There is a 10 Million strong constituency of untapped Indian voters – roughly half the population of Delhi – that political parties have been scrambling to attract ahead of India’s national elections. The group has no regional base, no particular vested interest, but in some areas, the parties hope, it could influence the outcome of what many still expect to be a close contest. Non-resident Indians, living in all corners of the globe from Afghanistan to Zimbabwe, can for the first time return home to vote in the general elections – the results of which will be known on May 16. And with an influence disproportionate to its size – the diaspora makes up just over 1 percent of the 800+ Million eligible voters in the country – everybody from the current favourite BJP to the fledgling Aam Aadmi party is vying for overseas support.
Let us take Dubai, which is a focus of this issue. The bulk of the NRIs in Dubai are breadwinners for their families back home, so to a large extent they’re in a position to influence the voting pattern back at home even if they don’t personally go across. Another aspect of this is that there is a very large younger segment of NRIs that is likely to play a key role in influencing voting.
Winning over the diaspora has become especially important for Narendra Modi, prime ministerial candidate of the BJP, whose international image has been in the past marred by riots that broke out in Gujarat soon after he took over as chief minister more than 12 years ago. This is the first general election where the roughly 10 Million non-resident Indians who have retained Indian citizenship will be allowed to vote. As few as 12,000 are expected to exercise their franchise given that they must return to India to cast their ballot, but the diaspora remains quite crucial to the country’s leading political campaigns. “Many more NRIs have come back to India and are helping Mr Modi’s campaign,” says an eminent statistician and election analyst. “There is a huge professional team working behind the scenes here.”
Cross-party courtship of the diaspora is a reflection of the critical role that overseas Indians play in Asia’s third-largest economy. When the rupee plunged during a financial crisis that swept emerging markets in 2013, RBI – India’s central bank, made it easier for overseas nationals to invest, a move that attracted US$ 34 Billion in what was in effect a bailout by the nation’s high-income diaspora. Even when there is no crisis, Indians living abroad tend to send vast sums of money home, making India the world’s largest recipient of global remittances with inflows of US$ 70 Billion in 2012, according to the World Bank.
Narendra Modi, supported by independent groups overseas such as the Overseas Friends of the BJP in the US, also benefits from the powerful diaspora from his home state of Gujarat, which has seen marked economic development under his leadership. “For Modi the overseas Gujaratis who are clearly wealthy, are a way to acquire a degree of legitimacy,” says Devesh Kapur, director of the Center for the Advanced Study of India at the University of Pennsylvania, explaining that this powerful community has been lobbying to improve Modi’s reputation in the US. “Remember that it’s the Gujaratis in the US, the UK, and in the powerful countries that matter.”

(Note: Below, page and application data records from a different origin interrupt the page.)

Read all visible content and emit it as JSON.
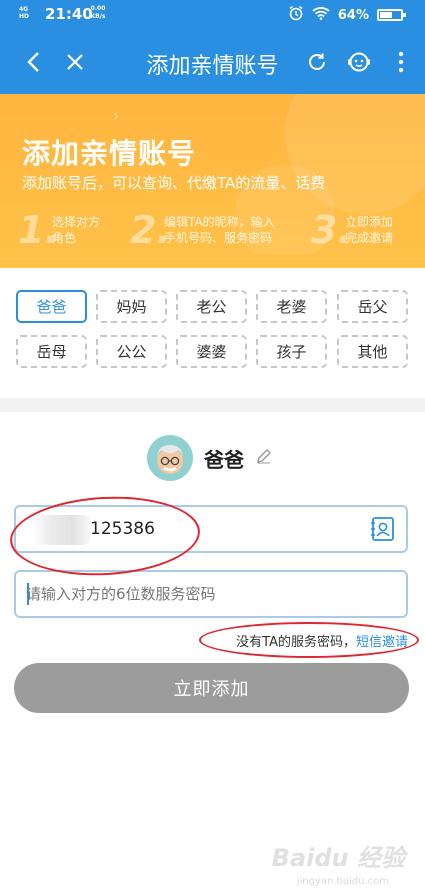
{
  "status_bar": {
    "network": "4G HD",
    "time": "21:40",
    "speed_value": "0.00",
    "speed_unit": "KB/s",
    "battery": "64%",
    "battery_level": 0.64
  },
  "nav": {
    "title": "添加亲情账号",
    "icons": [
      "back-icon",
      "close-icon",
      "refresh-icon",
      "customer-service-icon",
      "more-icon"
    ]
  },
  "banner": {
    "title": "添加亲情账号",
    "subtitle": "添加账号后，可以查询、代缴TA的流量、话费",
    "steps": [
      {
        "num": "1.",
        "line1": "选择对方",
        "line2": "角色"
      },
      {
        "num": "2.",
        "line1": "编辑TA的昵称，输入",
        "line2": "手机号码、服务密码"
      },
      {
        "num": "3.",
        "line1": "立即添加",
        "line2": "完成邀请"
      }
    ]
  },
  "relations": [
    "爸爸",
    "妈妈",
    "老公",
    "老婆",
    "岳父",
    "岳母",
    "公公",
    "婆婆",
    "孩子",
    "其他"
  ],
  "selected_relation": "爸爸",
  "profile": {
    "name": "爸爸"
  },
  "form": {
    "phone_value": "125386",
    "password_placeholder": "请输入对方的6位数服务密码",
    "hint_text": "没有TA的服务密码，",
    "hint_link": "短信邀请",
    "submit_label": "立即添加"
  },
  "watermark": {
    "text": "Baidu 经验",
    "sub": "jingyan.baidu.com"
  },
  "colors": {
    "primary": "#2a8fe0",
    "banner": "#ffb53f",
    "annotation": "#e0262f",
    "button_disabled": "#9c9c9c"
  }
}
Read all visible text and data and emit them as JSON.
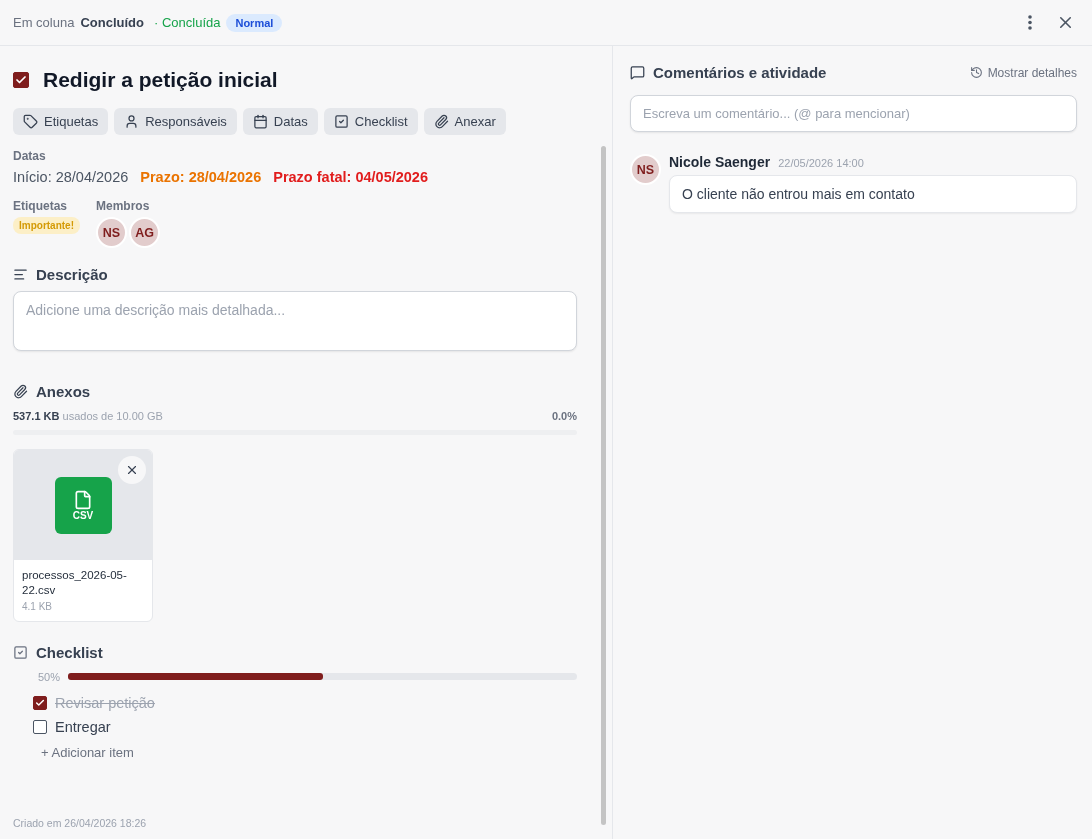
{
  "header": {
    "column_prefix": "Em coluna",
    "column": "Concluído",
    "status": "· Concluída",
    "priority": "Normal"
  },
  "task": {
    "title": "Redigir a petição inicial",
    "done": true
  },
  "actions": [
    {
      "label": "Etiquetas",
      "kind": "tag"
    },
    {
      "label": "Responsáveis",
      "kind": "user"
    },
    {
      "label": "Datas",
      "kind": "calendar"
    },
    {
      "label": "Checklist",
      "kind": "check"
    },
    {
      "label": "Anexar",
      "kind": "clip"
    }
  ],
  "dates": {
    "label": "Datas",
    "items": [
      {
        "text": "Início: 28/04/2026",
        "kind": "start"
      },
      {
        "text": "Prazo: 28/04/2026",
        "kind": "deadline"
      },
      {
        "text": "Prazo fatal: 04/05/2026",
        "kind": "fatal"
      }
    ]
  },
  "labels": {
    "label": "Etiquetas",
    "items": [
      "Importante!"
    ]
  },
  "members": {
    "label": "Membros",
    "items": [
      "NS",
      "AG"
    ]
  },
  "description": {
    "title": "Descrição",
    "placeholder": "Adicione uma descrição mais detalhada..."
  },
  "attachments": {
    "title": "Anexos",
    "used": "537.1 KB",
    "of": "usados de 10.00 GB",
    "percent": "0.0%",
    "level": 0.0,
    "files": [
      {
        "name": "processos_2026-05-22.csv",
        "size": "4.1 KB",
        "type": "CSV"
      }
    ]
  },
  "checklist": {
    "title": "Checklist",
    "percent": "50%",
    "level": 0.5,
    "items": [
      {
        "text": "Revisar petição",
        "checked": true
      },
      {
        "text": "Entregar",
        "checked": false
      }
    ],
    "add": "+ Adicionar item"
  },
  "created": "Criado em 26/04/2026 18:26",
  "comments": {
    "title": "Comentários e atividade",
    "details": "Mostrar detalhes",
    "placeholder": "Escreva um comentário... (@ para mencionar)",
    "items": [
      {
        "initials": "NS",
        "author": "Nicole Saenger",
        "time": "22/05/2026 14:00",
        "text": "O cliente não entrou mais em contato"
      }
    ]
  }
}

Overseas support for the AAP – formed just one year ago on an anti-corruption platform – has been boosted by the scandals that have damaged the ruling Congress party. “Because they [NRIs] have lived in foreign countries with a different attitude, with a different style of government, they have started comparing the governments and their performance in their host countries to the government back home,” explains Srujal Parikh, vice-president, executive committee, at the Federation of Indian Associations. “They want India to grow up, they want India to prosper.” Thousands of overseas supporters are involved in the current general elections, with 30 country teams. And, according to Girish Mailar, the AAP point of contact in New Zealand, many of these teams are taking responsibility for specific candidates in the elections, looking after everything from raising funds to campaign strategy. Using the party database, these Indians are reaching out to people back home at the ward level and sending candidates detailed analysis on sentiment among the electorate. For an upstart party without an existing network for fundraising, financial contributions from NRIs have been one of the main sources of funding, with more than 30 percent of the INR 286.67 Million (US$ 4.75 Million) total raised, coming from Indian citizens abroad. “We’re like a start-up company with no funds so anything we can scrounge is of tremendous value,” says Pran Kurup, who is based in Silicon Valley and works on technology and media for the AAP. “If NRIs are more amenable to contributing then that’s what the party needs.”
Modern technology also mean that this large diaspora is now better connected than ever before. “Ten years ago I wouldn’t read an Indian newspaper every day,” says Suman Babbar, a former senior adviser at the World Bank who lives in the US. “Now I read, I get tweets, I get messages 10 times a day about what’s going on.” Whether change will come about in the political dispensation is a moot point, however, modern technology like ICTs does have the potential to surely bring the diaspora closer to the home country, as the current scenario denotes.